It was quite the experience to be camping in the arctic with winds that I estimated were gusting to 50 mph / 80 kph. Snow drifts were forming around our tents and it was clear that this was not a day to be out travelling. Our lone wildlife encounters were a few Sandhill Cranes and a Canada Goose heard flying overhead.

Digging our camp out during a blizzard

Digging our camp out during a blizzard © Cam Gillies


Enjoying our dining tent floe edge

Enjoying our dining tent © Cam Gillies


Day 6 – Narwhals at last 

It was another windy night and we were greeted by wind, albeit diminished, when we got out of our tents in the morning. We expected the wind to calm so we headed out mid-morning to the floe edge and travelled north to an area where the winds were calm. It wasn’t long before we spotted four narwhal to the north in front of a large iceberg. We watched from this spot for a while before moving north. 

We saw a group of three narwhal several times, but they never came close for great photos. We did, however, see both a walrus and bearded seal several times. The bearded seal kept quietly surfacing near us and then would make a splashing exit as it dove.

There were plenty of birds to enjoy with many murres and kittiwakes along with eiders, Brant and others moving at the edge of the ice. We could also just see the murres and kittiwakes coming and going from their nesting cliff when we used a spotting scope. We also had views of our lone Pomarine Jaeger of the trip.

After our dinner back at the camp, Elisha told us stories about learning to hunt as a boy and how he had learned so much from his father. He also told us the story of how the narwhal got its tusk :).

Scoping for Narwhal on Baffin Island

Scoping for Narwhal on Baffin Island © Cam Gillies


Mammal watching near Bylot Island

Mammal watching near Bylot Island © Cam Gillies


Enjoying our time on the ice near Bylot Island

Enjoying our time on the ice near Bylot Island © Cam Gillies


Birding at the Floe Edge

Birding at the Floe Edge © Cam Gillies

Day 7 – Morning at the floe edge before returning to Pond Inlet

We left after breakfast and returned to the same area as the day prior after about 30 minutes of travel. Winds were calm, but the ocean was very wavy from winds to the south. It was very difficult to spot mammals although we did see a ringed seal a number of times. King Eiders and other species were bobbing away in the waves.

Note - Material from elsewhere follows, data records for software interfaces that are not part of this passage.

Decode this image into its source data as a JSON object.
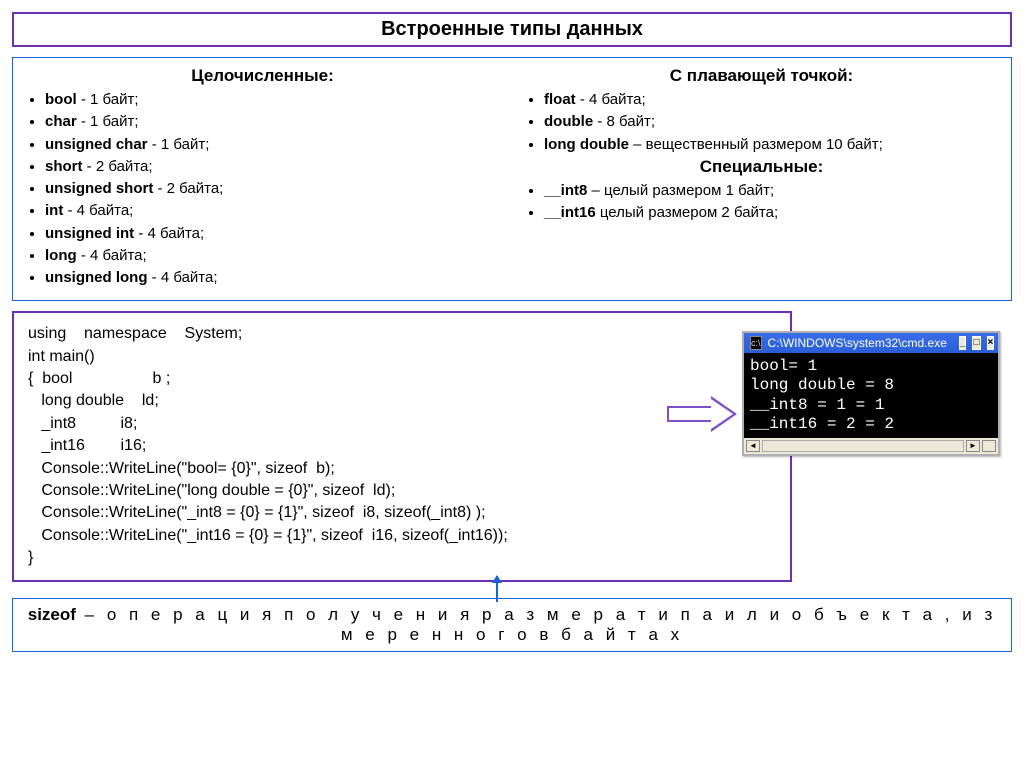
{
  "title": "Встроенные типы данных",
  "integer_heading": "Целочисленные:",
  "integer_types": [
    {
      "name": "bool",
      "desc": "- 1 байт;"
    },
    {
      "name": "char",
      "desc": "- 1 байт;"
    },
    {
      "name": "unsigned  char",
      "desc": "- 1 байт;"
    },
    {
      "name": "short",
      "desc": "- 2 байта;"
    },
    {
      "name": "unsigned  short",
      "desc": "- 2 байта;"
    },
    {
      "name": "int",
      "desc": "- 4 байта;"
    },
    {
      "name": "unsigned  int",
      "desc": "- 4 байта;"
    },
    {
      "name": "long",
      "desc": "- 4 байта;"
    },
    {
      "name": "unsigned  long",
      "desc": "- 4 байта;"
    }
  ],
  "float_heading": "С плавающей точкой:",
  "float_types": [
    {
      "name": "float",
      "desc": "- 4 байта;"
    },
    {
      "name": "double",
      "desc": "- 8 байт;"
    },
    {
      "name": "long double",
      "desc": "– вещественный размером 10 байт;"
    }
  ],
  "special_heading": "Специальные:",
  "special_types": [
    {
      "name": "__int8",
      "desc": "– целый размером 1 байт;"
    },
    {
      "name": "__int16",
      "desc": "целый размером 2 байта;"
    }
  ],
  "code": "using    namespace    System;\nint main()\n{  bool                  b ;\n   long double    ld;\n   _int8          i8;\n   _int16        i16;\n   Console::WriteLine(\"bool= {0}\", sizeof  b);\n   Console::WriteLine(\"long double = {0}\", sizeof  ld);\n   Console::WriteLine(\"_int8 = {0} = {1}\", sizeof  i8, sizeof(_int8) );\n   Console::WriteLine(\"_int16 = {0} = {1}\", sizeof  i16, sizeof(_int16));\n}",
  "cmd_title": "C:\\WINDOWS\\system32\\cmd.exe",
  "cmd_output": "bool= 1\nlong double = 8\n__int8 = 1 = 1\n__int16 = 2 = 2",
  "sizeof_kw": "sizeof",
  "sizeof_note": " – о п е р а ц и я   п о л у ч е н и я   р а з м е р а   т и п а   и л и   о б ъ е к т а , и з м е р е н н о г о   в   б а й т а х"
}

There wasn’t too much happening with the wildlife so Sheatie started cutting blocks from a snow drift to build a small igloo (iglooviuk in Inuktitut, meaning ‘snow house’). It was fascinating to watch a master at work. We got our photos and returned to camp. We had lunch and packed our bags got into the qamutiks for the ride back to the community. We enjoyed dinner and shower back at the hotel and headed off to bed.

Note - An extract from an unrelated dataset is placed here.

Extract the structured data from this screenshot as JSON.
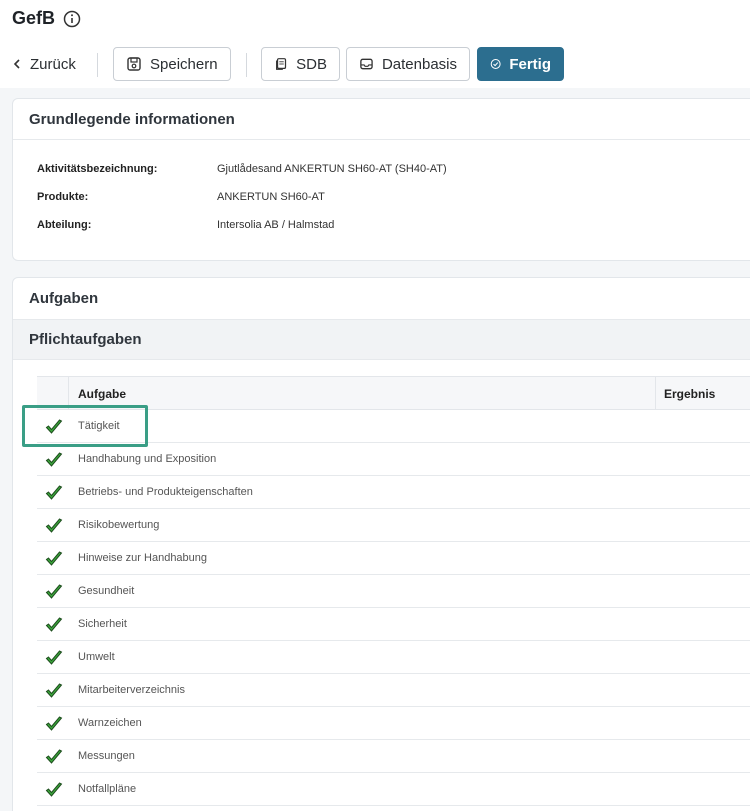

Igloo building

Igloo building © Cam Gillies

Day 8 – Around the community and flying south

We had a final morning to walk around town and do a little shopping in the Co-op store. Some of us walked past the airport and found Snow Geese, Snow Buntings, Canada Geese, and plenty of Common Ravens. We received mixed messages from the airline about when our flight would arrive, so there was a small moment of panic when a few were not at the airport for boarding. I sent a stranger to pick up the last few people as they walked to the airport. She kindly told them to get in the car and she zipped them to the waiting plane, no security required. Thank you!

All happily onboard and underway we enjoyed the views of the dramatic glaciated landscape below as we reflected on our northern adventure. We had time in Iqaluit for some exploration of the city before flying out in the evening back to Ottawa.

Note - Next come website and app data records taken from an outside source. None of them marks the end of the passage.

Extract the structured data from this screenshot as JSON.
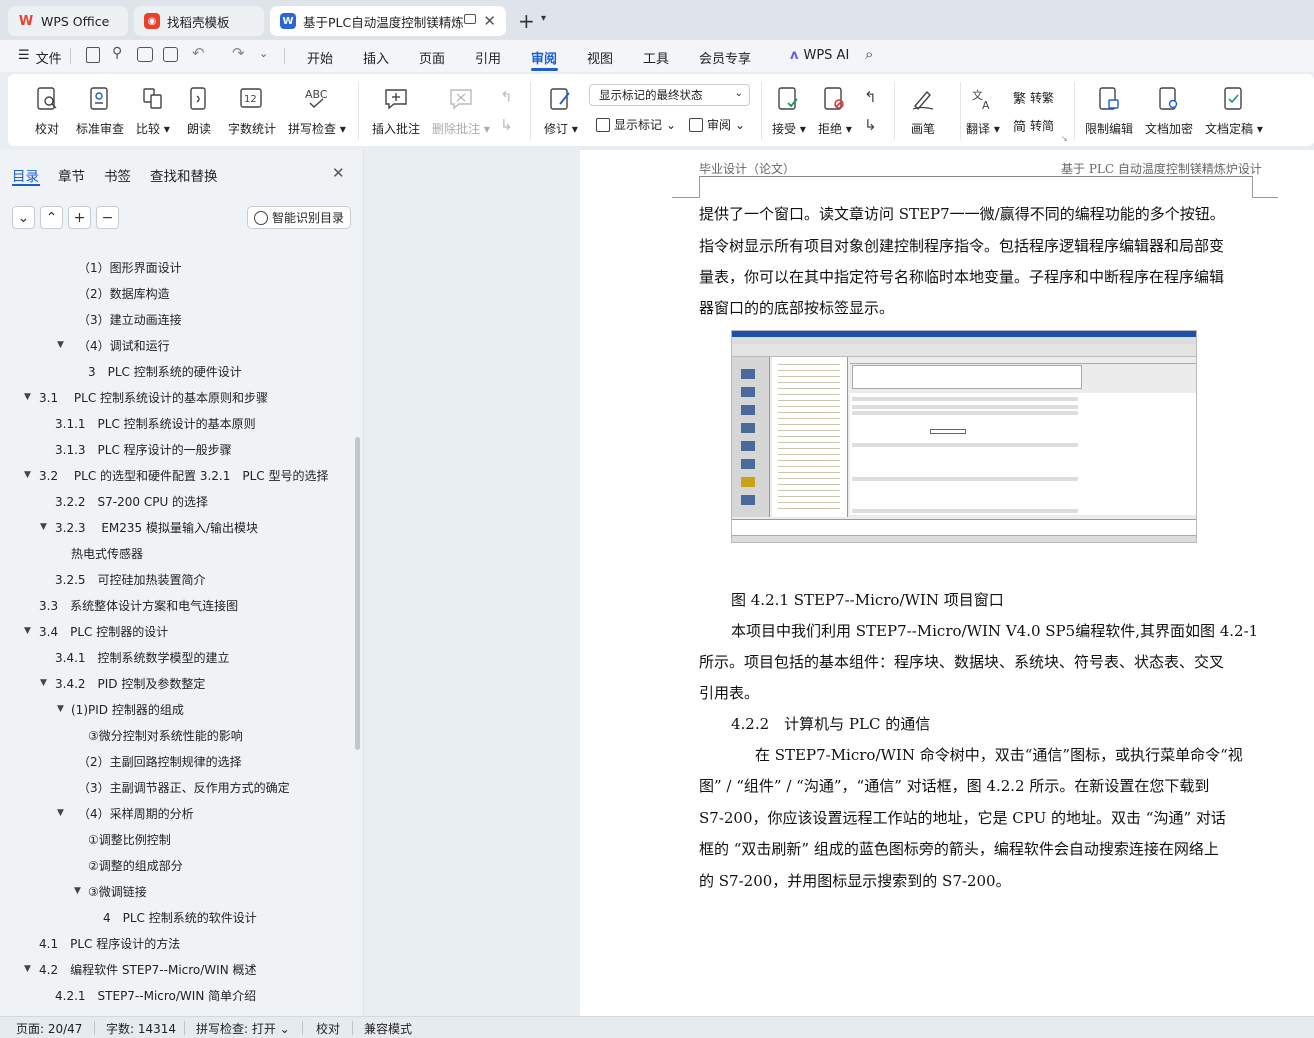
{
  "tabs": [
    {
      "label": "WPS Office",
      "logo": "W",
      "color": "#e8422f"
    },
    {
      "label": "找稻壳模板",
      "logo": "◉",
      "color": "#e8422f"
    },
    {
      "label": "基于PLC自动温度控制镁精炼",
      "logo": "W",
      "color": "#2b66d9"
    }
  ],
  "menu": {
    "file": "文件",
    "items": [
      "开始",
      "插入",
      "页面",
      "引用",
      "审阅",
      "视图",
      "工具",
      "会员专享"
    ],
    "selected": "审阅",
    "ai": "WPS AI"
  },
  "ribbon": {
    "proof": "校对",
    "std_review": "标准审查",
    "compare": "比较",
    "read_aloud": "朗读",
    "word_count": "字数统计",
    "spell": "拼写检查",
    "insert_comment": "插入批注",
    "delete_comment": "删除批注",
    "revise": "修订",
    "show_markup": "显示标记",
    "review": "审阅",
    "markup_select": "显示标记的最终状态",
    "accept": "接受",
    "reject": "拒绝",
    "pen": "画笔",
    "translate": "翻译",
    "to_trad": "转繁",
    "to_simp": "转简",
    "restrict": "限制编辑",
    "encrypt": "文档加密",
    "finalize": "文档定稿"
  },
  "sidebar": {
    "tabs": [
      "目录",
      "章节",
      "书签",
      "查找和替换"
    ],
    "smart": "智能识别目录",
    "toc": [
      {
        "t": "（1）图形界面设计"
      },
      {
        "t": "（2）数据库构造"
      },
      {
        "t": "（3）建立动画连接"
      },
      {
        "t": "（4）调试和运行"
      },
      {
        "t": "3　PLC 控制系统的硬件设计"
      },
      {
        "t": "3.1　 PLC 控制系统设计的基本原则和步骤"
      },
      {
        "t": "3.1.1　PLC 控制系统设计的基本原则"
      },
      {
        "t": "3.1.3　PLC 程序设计的一般步骤"
      },
      {
        "t": "3.2　 PLC 的选型和硬件配置 3.2.1　PLC 型号的选择"
      },
      {
        "t": "3.2.2　S7-200 CPU 的选择"
      },
      {
        "t": "3.2.3　 EM235  模拟量输入/输出模块"
      },
      {
        "t": "热电式传感器"
      },
      {
        "t": "3.2.5　可控硅加热装置简介"
      },
      {
        "t": "3.3　系统整体设计方案和电气连接图"
      },
      {
        "t": "3.4　PLC 控制器的设计"
      },
      {
        "t": "3.4.1　控制系统数学模型的建立"
      },
      {
        "t": "3.4.2　PID 控制及参数整定"
      },
      {
        "t": "(1)PID 控制器的组成"
      },
      {
        "t": "③微分控制对系统性能的影响"
      },
      {
        "t": "（2）主副回路控制规律的选择"
      },
      {
        "t": "（3）主副调节器正、反作用方式的确定"
      },
      {
        "t": "（4）采样周期的分析"
      },
      {
        "t": "①调整比例控制"
      },
      {
        "t": "②调整的组成部分"
      },
      {
        "t": "③微调链接"
      },
      {
        "t": "4　PLC 控制系统的软件设计"
      },
      {
        "t": "4.1　PLC 程序设计的方法"
      },
      {
        "t": "4.2　编程软件 STEP7--Micro/WIN  概述"
      },
      {
        "t": "4.2.1　STEP7--Micro/WIN  简单介绍"
      }
    ]
  },
  "doc": {
    "header_left": "毕业设计（论文）",
    "header_right": "基于 PLC 自动温度控制镁精炼炉设计",
    "lines": [
      "提供了一个窗口。读文章访问 STEP7一一微/赢得不同的编程功能的多个按钮。",
      "指令树显示所有项目对象创建控制程序指令。包括程序逻辑程序编辑器和局部变",
      "量表，你可以在其中指定符号名称临时本地变量。子程序和中断程序在程序编辑",
      "器窗口的的底部按标签显示。",
      "图  4.2.1 STEP7--Micro/WIN 项目窗口",
      "本项目中我们利用  STEP7--Micro/WIN V4.0 SP5编程软件,其界面如图 4.2-1",
      "所示。项目包括的基本组件：程序块、数据块、系统块、符号表、状态表、交叉",
      "引用表。",
      "4.2.2　计算机与 PLC 的通信",
      "在 STEP7-Micro/WIN 命令树中，双击“通信”图标，或执行菜单命令“视",
      "图” / “组件” / “沟通”，“通信” 对话框，图 4.2.2 所示。在新设置在您下载到",
      "S7-200，你应该设置远程工作站的地址，它是 CPU 的地址。双击 “沟通” 对话",
      "框的 “双击刷新” 组成的蓝色图标旁的箭头，编程软件会自动搜索连接在网络上",
      "的 S7-200，并用图标显示搜索到的 S7-200。"
    ]
  },
  "status": {
    "page": "页面: 20/47",
    "words": "字数: 14314",
    "spell": "拼写检查: 打开",
    "proof": "校对",
    "compat": "兼容模式"
  }
}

It has been a remarkable Arctic adventure in search of narwhals and much more. We couldn’t have stepped off the beach without the incredible guidance and wisdom of our Inuit hosts and my heartfelt thanks go out to them. We had more than our fair share of challenging weather, but our hardy group of travellers rolled with these punches with aplomb. It had been a great privilege to travel through this beautiful land and share the experience with her people. 

group of clients at floe edge

May 2022 narwhals & polar bears group photo © Cam Gillies